Exercise directions
The listing below must be duplicated in full, with nothing altered.

Records for the exercise
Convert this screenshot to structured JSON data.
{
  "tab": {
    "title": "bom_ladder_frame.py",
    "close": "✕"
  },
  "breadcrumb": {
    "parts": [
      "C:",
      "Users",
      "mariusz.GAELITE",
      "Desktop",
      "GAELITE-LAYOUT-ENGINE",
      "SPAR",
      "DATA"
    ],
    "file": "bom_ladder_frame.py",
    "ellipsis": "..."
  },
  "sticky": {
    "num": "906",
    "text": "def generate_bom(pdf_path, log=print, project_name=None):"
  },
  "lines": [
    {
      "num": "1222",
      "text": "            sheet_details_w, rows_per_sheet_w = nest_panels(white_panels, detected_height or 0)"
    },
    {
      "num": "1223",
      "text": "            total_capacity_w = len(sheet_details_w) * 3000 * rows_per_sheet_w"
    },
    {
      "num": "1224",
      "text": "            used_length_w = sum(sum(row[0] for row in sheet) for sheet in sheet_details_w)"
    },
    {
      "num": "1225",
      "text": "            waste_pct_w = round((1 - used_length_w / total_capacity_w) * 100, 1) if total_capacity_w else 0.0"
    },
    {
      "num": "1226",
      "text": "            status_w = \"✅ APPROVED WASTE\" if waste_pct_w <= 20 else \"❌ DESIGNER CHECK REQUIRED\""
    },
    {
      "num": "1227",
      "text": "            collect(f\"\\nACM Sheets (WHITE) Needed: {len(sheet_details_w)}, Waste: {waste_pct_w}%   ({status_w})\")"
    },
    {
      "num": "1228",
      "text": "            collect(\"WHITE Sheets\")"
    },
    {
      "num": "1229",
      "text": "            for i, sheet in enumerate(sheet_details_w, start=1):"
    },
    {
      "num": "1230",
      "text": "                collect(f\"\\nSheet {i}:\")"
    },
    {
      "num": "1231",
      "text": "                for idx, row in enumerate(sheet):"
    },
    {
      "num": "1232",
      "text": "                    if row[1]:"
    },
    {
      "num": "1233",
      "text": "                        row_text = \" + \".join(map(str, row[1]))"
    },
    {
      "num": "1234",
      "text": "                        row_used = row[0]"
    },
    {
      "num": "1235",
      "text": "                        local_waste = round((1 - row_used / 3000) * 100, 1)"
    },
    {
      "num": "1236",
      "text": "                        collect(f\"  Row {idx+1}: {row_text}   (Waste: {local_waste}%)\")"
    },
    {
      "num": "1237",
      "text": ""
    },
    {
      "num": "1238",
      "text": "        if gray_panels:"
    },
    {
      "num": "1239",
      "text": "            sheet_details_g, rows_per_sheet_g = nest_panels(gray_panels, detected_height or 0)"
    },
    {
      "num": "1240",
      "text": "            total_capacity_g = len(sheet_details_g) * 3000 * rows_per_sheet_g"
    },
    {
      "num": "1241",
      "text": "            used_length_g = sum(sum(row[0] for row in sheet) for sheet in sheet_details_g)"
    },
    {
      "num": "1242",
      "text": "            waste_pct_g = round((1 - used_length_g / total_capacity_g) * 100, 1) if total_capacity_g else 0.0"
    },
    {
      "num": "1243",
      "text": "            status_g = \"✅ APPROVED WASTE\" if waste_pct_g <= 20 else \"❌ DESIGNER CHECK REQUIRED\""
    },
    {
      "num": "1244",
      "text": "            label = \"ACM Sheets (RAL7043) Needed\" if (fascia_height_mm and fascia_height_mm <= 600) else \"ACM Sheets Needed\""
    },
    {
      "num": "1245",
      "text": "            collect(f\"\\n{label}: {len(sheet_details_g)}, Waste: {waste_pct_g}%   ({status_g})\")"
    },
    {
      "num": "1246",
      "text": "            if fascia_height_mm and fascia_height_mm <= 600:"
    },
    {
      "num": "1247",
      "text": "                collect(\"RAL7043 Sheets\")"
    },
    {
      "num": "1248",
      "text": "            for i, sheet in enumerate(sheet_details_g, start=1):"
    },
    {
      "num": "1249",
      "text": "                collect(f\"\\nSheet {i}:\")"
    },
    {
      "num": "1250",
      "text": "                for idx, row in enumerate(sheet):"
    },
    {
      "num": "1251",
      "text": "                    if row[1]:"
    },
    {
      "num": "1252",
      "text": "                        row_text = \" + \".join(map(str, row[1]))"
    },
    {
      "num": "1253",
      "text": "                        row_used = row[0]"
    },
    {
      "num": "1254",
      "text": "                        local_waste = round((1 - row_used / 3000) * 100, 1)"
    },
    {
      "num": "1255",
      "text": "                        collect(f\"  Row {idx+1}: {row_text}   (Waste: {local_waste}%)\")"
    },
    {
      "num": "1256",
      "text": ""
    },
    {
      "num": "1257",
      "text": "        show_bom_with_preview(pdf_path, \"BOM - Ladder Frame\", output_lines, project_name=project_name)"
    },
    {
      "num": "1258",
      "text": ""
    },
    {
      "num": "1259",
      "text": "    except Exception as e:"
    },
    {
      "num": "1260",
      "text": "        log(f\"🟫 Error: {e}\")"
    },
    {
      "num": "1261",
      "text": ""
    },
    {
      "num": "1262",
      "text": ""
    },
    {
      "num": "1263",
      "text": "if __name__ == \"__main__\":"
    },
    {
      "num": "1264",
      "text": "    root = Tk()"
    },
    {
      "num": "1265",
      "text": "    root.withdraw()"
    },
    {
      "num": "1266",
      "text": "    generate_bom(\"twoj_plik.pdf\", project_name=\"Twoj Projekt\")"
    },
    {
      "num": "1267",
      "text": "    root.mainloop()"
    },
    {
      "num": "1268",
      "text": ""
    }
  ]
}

Your solution
Convert this screenshot to structured JSON data.
{
  "tab": {
    "title": "bom_ladder_frame.py",
    "close": "✕"
  },
  "breadcrumb": {
    "parts": [
      "C:",
      "Users",
      "mariusz.GAELITE",
      "Desktop",
      "GAELITE-LAYOUT-ENGINE",
      "SPAR",
      "DATA"
    ],
    "file": "bom_ladder_frame.py",
    "ellipsis": "..."
  },
  "sticky": {
    "num": "906",
    "text": "def generate_bom(pdf_path, log=print, project_name=None):"
  },
  "lines": [
    {
      "num": "1222",
      "text": "            sheet_details_w, rows_per_sheet_w = nest_panels(white_panels, detected_height or 0)"
    },
    {
      "num": "1223",
      "text": "            total_capacity_w = len(sheet_details_w) * 3000 * rows_per_sheet_w"
    },
    {
      "num": "1224",
      "text": "            used_length_w = sum(sum(row[0] for row in sheet) for sheet in sheet_details_w)"
    },
    {
      "num": "1225",
      "text": "            waste_pct_w = round((1 - used_length_w / total_capacity_w) * 100, 1) if total_capacity_w else 0.0"
    },
    {
      "num": "1226",
      "text": "            status_w = \"✅ APPROVED WASTE\" if waste_pct_w <= 20 else \"❌ DESIGNER CHECK REQUIRED\""
    },
    {
      "num": "1227",
      "text": "            collect(f\"\\nACM Sheets (WHITE) Needed: {len(sheet_details_w)}, Waste: {waste_pct_w}%   ({status_w})\")"
    },
    {
      "num": "1228",
      "text": "            collect(\"WHITE Sheets\")"
    },
    {
      "num": "1229",
      "text": "            for i, sheet in enumerate(sheet_details_w, start=1):"
    },
    {
      "num": "1230",
      "text": "                collect(f\"\\nSheet {i}:\")"
    },
    {
      "num": "1231",
      "text": "                for idx, row in enumerate(sheet):"
    },
    {
      "num": "1232",
      "text": "                    if row[1]:"
    },
    {
      "num": "1233",
      "text": "                        row_text = \" + \".join(map(str, row[1]))"
    },
    {
      "num": "1234",
      "text": "                        row_used = row[0]"
    },
    {
      "num": "1235",
      "text": "                        local_waste = round((1 - row_used / 3000) * 100, 1)"
    },
    {
      "num": "1236",
      "text": "                        collect(f\"  Row {idx+1}: {row_text}   (Waste: {local_waste}%)\")"
    },
    {
      "num": "1237",
      "text": ""
    },
    {
      "num": "1238",
      "text": "        if gray_panels:"
    },
    {
      "num": "1239",
      "text": "            sheet_details_g, rows_per_sheet_g = nest_panels(gray_panels, detected_height or 0)"
    },
    {
      "num": "1240",
      "text": "            total_capacity_g = len(sheet_details_g) * 3000 * rows_per_sheet_g"
    },
    {
      "num": "1241",
      "text": "            used_length_g = sum(sum(row[0] for row in sheet) for sheet in sheet_details_g)"
    },
    {
      "num": "1242",
      "text": "            waste_pct_g = round((1 - used_length_g / total_capacity_g) * 100, 1) if total_capacity_g else 0.0"
    },
    {
      "num": "1243",
      "text": "            status_g = \"✅ APPROVED WASTE\" if waste_pct_g <= 20 else \"❌ DESIGNER CHECK REQUIRED\""
    },
    {
      "num": "1244",
      "text": "            label = \"ACM Sheets (RAL7043) Needed\" if (fascia_height_mm and fascia_height_mm <= 600) else \"ACM Sheets Needed\""
    },
    {
      "num": "1245",
      "text": "            collect(f\"\\n{label}: {len(sheet_details_g)}, Waste: {waste_pct_g}%   ({status_g})\")"
    },
    {
      "num": "1246",
      "text": "            if fascia_height_mm and fascia_height_mm <= 600:"
    },
    {
      "num": "1247",
      "text": "                collect(\"RAL7043 Sheets\")"
    },
    {
      "num": "1248",
      "text": "            for i, sheet in enumerate(sheet_details_g, start=1):"
    },
    {
      "num": "1249",
      "text": "                collect(f\"\\nSheet {i}:\")"
    },
    {
      "num": "1250",
      "text": "                for idx, row in enumerate(sheet):"
    },
    {
      "num": "1251",
      "text": "                    if row[1]:"
    },
    {
      "num": "1252",
      "text": "                        row_text = \" + \".join(map(str, row[1]))"
    },
    {
      "num": "1253",
      "text": "                        row_used = row[0]"
    },
    {
      "num": "1254",
      "text": "                        local_waste = round((1 - row_used / 3000) * 100, 1)"
    },
    {
      "num": "1255",
      "text": "                        collect(f\"  Row {idx+1}: {row_text}   (Waste: {local_waste}%)\")"
    },
    {
      "num": "1256",
      "text": ""
    },
    {
      "num": "1257",
      "text": "        show_bom_with_preview(pdf_path, \"BOM - Ladder Frame\", output_lines, project_name=project_name)"
    },
    {
      "num": "1258",
      "text": ""
    },
    {
      "num": "1259",
      "text": "    except Exception as e:"
    },
    {
      "num": "1260",
      "text": "        log(f\"🟫 Error: {e}\")"
    },
    {
      "num": "1261",
      "text": ""
    },
    {
      "num": "1262",
      "text": ""
    },
    {
      "num": "1263",
      "text": "if __name__ == \"__main__\":"
    },
    {
      "num": "1264",
      "text": "    root = Tk()"
    },
    {
      "num": "1265",
      "text": "    root.withdraw()"
    },
    {
      "num": "1266",
      "text": "    generate_bom(\"twoj_plik.pdf\", project_name=\"Twoj Projekt\")"
    },
    {
      "num": "1267",
      "text": "    root.mainloop()"
    },
    {
      "num": "1268",
      "text": ""
    }
  ]
}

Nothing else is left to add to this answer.